Supplied records START

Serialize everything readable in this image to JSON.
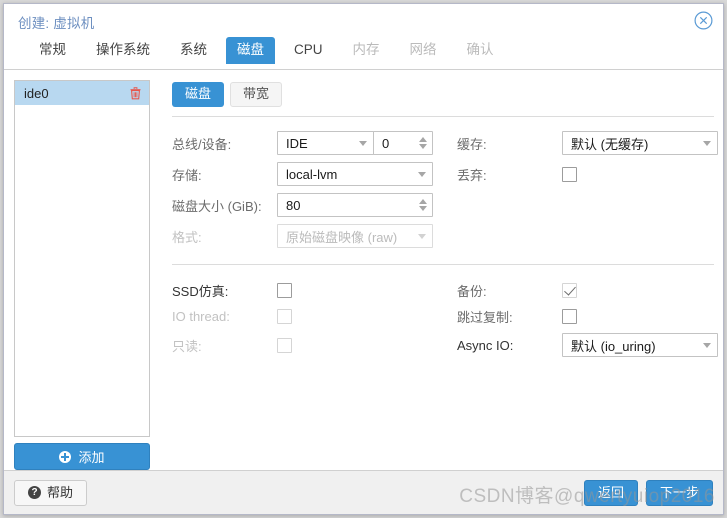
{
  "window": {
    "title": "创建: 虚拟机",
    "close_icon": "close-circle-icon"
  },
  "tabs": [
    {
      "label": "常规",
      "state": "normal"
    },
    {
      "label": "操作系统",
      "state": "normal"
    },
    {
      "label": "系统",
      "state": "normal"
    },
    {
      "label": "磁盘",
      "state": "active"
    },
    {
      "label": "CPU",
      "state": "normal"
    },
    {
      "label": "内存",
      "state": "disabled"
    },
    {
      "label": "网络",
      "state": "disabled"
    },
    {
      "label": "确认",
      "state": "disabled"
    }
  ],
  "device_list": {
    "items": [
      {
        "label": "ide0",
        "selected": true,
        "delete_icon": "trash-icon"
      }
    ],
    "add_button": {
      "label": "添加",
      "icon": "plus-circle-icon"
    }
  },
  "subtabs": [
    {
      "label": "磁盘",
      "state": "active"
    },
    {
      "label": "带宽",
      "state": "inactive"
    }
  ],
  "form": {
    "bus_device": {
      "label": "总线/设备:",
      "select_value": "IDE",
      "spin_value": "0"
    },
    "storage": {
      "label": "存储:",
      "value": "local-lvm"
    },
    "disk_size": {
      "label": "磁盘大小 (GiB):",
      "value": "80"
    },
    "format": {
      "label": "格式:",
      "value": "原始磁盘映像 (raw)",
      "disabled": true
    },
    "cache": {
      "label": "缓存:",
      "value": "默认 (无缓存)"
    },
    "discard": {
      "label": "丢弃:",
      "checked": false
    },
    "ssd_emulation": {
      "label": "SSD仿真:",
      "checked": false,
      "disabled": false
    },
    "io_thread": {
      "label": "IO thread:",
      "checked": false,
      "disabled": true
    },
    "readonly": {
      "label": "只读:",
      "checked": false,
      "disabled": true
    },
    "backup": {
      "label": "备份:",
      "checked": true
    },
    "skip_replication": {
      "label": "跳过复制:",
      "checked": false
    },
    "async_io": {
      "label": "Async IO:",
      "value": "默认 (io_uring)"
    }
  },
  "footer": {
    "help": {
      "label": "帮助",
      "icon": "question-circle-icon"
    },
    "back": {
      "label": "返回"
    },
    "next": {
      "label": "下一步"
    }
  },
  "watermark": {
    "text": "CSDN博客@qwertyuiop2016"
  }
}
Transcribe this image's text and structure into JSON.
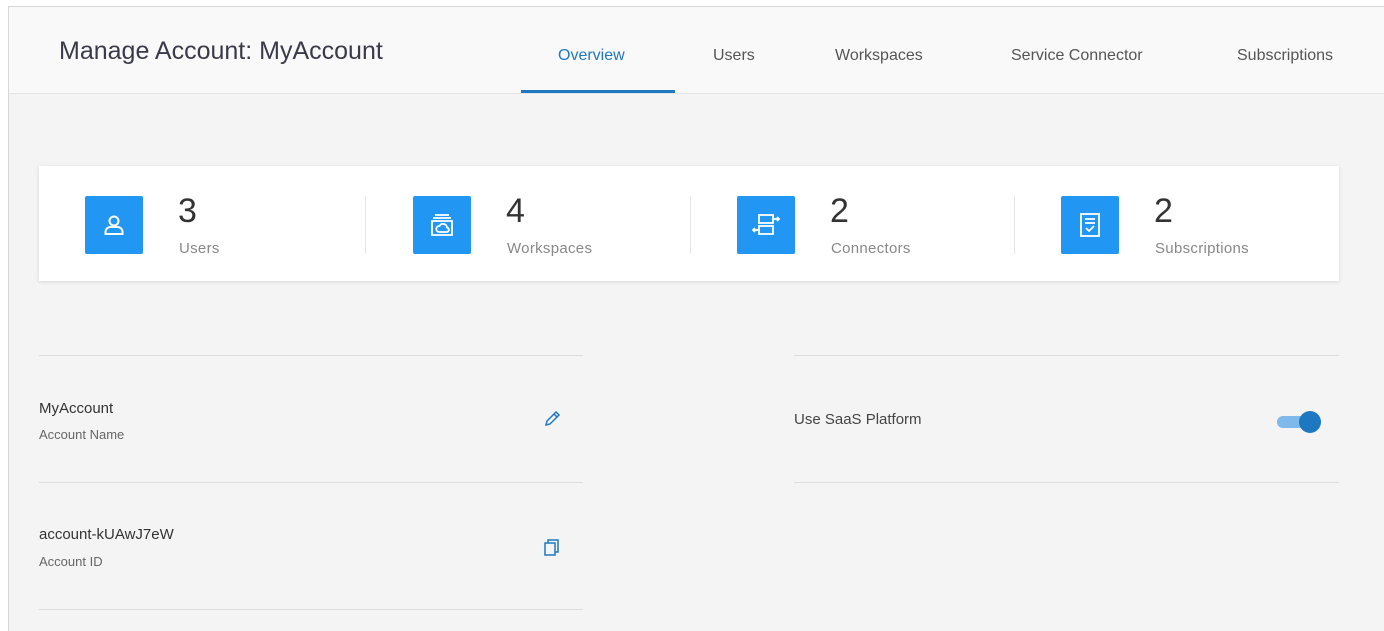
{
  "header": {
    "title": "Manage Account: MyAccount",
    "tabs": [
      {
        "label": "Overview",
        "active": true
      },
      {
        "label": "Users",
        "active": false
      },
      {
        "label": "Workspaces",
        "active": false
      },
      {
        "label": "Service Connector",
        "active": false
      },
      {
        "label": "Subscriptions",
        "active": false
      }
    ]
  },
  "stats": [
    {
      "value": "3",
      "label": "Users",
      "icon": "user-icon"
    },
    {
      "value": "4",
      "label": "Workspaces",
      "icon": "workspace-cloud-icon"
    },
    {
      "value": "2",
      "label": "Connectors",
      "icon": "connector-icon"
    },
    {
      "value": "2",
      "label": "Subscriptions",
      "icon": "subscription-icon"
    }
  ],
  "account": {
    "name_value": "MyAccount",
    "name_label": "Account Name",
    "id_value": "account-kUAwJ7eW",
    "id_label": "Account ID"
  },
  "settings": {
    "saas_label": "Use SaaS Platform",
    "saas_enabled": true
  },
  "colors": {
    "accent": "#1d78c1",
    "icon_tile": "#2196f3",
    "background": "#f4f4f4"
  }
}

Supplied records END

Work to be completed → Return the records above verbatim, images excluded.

Result of the task →
Serialize everything readable in this image to JSON.
{
  "window": {
    "title": "创建: 虚拟机",
    "close_icon": "close-circle-icon"
  },
  "tabs": [
    {
      "label": "常规",
      "state": "normal"
    },
    {
      "label": "操作系统",
      "state": "normal"
    },
    {
      "label": "系统",
      "state": "normal"
    },
    {
      "label": "磁盘",
      "state": "active"
    },
    {
      "label": "CPU",
      "state": "normal"
    },
    {
      "label": "内存",
      "state": "disabled"
    },
    {
      "label": "网络",
      "state": "disabled"
    },
    {
      "label": "确认",
      "state": "disabled"
    }
  ],
  "device_list": {
    "items": [
      {
        "label": "ide0",
        "selected": true,
        "delete_icon": "trash-icon"
      }
    ],
    "add_button": {
      "label": "添加",
      "icon": "plus-circle-icon"
    }
  },
  "subtabs": [
    {
      "label": "磁盘",
      "state": "active"
    },
    {
      "label": "带宽",
      "state": "inactive"
    }
  ],
  "form": {
    "bus_device": {
      "label": "总线/设备:",
      "select_value": "IDE",
      "spin_value": "0"
    },
    "storage": {
      "label": "存储:",
      "value": "local-lvm"
    },
    "disk_size": {
      "label": "磁盘大小 (GiB):",
      "value": "80"
    },
    "format": {
      "label": "格式:",
      "value": "原始磁盘映像 (raw)",
      "disabled": true
    },
    "cache": {
      "label": "缓存:",
      "value": "默认 (无缓存)"
    },
    "discard": {
      "label": "丢弃:",
      "checked": false
    },
    "ssd_emulation": {
      "label": "SSD仿真:",
      "checked": false,
      "disabled": false
    },
    "io_thread": {
      "label": "IO thread:",
      "checked": false,
      "disabled": true
    },
    "readonly": {
      "label": "只读:",
      "checked": false,
      "disabled": true
    },
    "backup": {
      "label": "备份:",
      "checked": true
    },
    "skip_replication": {
      "label": "跳过复制:",
      "checked": false
    },
    "async_io": {
      "label": "Async IO:",
      "value": "默认 (io_uring)"
    }
  },
  "footer": {
    "help": {
      "label": "帮助",
      "icon": "question-circle-icon"
    },
    "back": {
      "label": "返回"
    },
    "next": {
      "label": "下一步"
    }
  },
  "watermark": {
    "text": "CSDN博客@qwertyuiop2016"
  }
}
Transcribe this image's text and structure into JSON.
{
  "header": {
    "title": "Manage Account: MyAccount",
    "tabs": [
      {
        "label": "Overview",
        "active": true
      },
      {
        "label": "Users",
        "active": false
      },
      {
        "label": "Workspaces",
        "active": false
      },
      {
        "label": "Service Connector",
        "active": false
      },
      {
        "label": "Subscriptions",
        "active": false
      }
    ]
  },
  "stats": [
    {
      "value": "3",
      "label": "Users",
      "icon": "user-icon"
    },
    {
      "value": "4",
      "label": "Workspaces",
      "icon": "workspace-cloud-icon"
    },
    {
      "value": "2",
      "label": "Connectors",
      "icon": "connector-icon"
    },
    {
      "value": "2",
      "label": "Subscriptions",
      "icon": "subscription-icon"
    }
  ],
  "account": {
    "name_value": "MyAccount",
    "name_label": "Account Name",
    "id_value": "account-kUAwJ7eW",
    "id_label": "Account ID"
  },
  "settings": {
    "saas_label": "Use SaaS Platform",
    "saas_enabled": true
  },
  "colors": {
    "accent": "#1d78c1",
    "icon_tile": "#2196f3",
    "background": "#f4f4f4"
  }
}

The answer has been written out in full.